* Exercise directions *
Please copy every line below that contains the string "amount".

* Given data *
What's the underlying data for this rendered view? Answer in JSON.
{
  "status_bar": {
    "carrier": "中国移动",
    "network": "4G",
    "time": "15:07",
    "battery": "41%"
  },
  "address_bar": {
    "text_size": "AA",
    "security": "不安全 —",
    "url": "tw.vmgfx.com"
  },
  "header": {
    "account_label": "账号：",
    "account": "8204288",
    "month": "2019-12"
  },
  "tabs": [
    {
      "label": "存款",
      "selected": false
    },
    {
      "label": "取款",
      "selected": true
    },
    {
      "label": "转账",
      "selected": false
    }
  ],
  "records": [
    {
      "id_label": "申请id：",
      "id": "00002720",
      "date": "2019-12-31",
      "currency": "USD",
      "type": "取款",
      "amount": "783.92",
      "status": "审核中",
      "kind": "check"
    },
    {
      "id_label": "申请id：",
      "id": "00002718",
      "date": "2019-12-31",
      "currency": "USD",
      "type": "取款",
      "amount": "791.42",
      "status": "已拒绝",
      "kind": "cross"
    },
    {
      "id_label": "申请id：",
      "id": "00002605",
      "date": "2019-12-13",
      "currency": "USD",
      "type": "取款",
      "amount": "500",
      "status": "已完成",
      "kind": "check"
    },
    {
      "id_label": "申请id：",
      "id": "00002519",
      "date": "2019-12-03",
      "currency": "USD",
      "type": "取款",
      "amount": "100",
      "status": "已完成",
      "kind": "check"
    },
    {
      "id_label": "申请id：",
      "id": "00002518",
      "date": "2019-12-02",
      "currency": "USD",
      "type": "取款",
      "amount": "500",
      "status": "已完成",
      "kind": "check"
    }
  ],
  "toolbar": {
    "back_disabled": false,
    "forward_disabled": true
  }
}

* Answer box *
      "amount": "783.92",
      "amount": "791.42",
      "amount": "500",
      "amount": "100",
      "amount": "500",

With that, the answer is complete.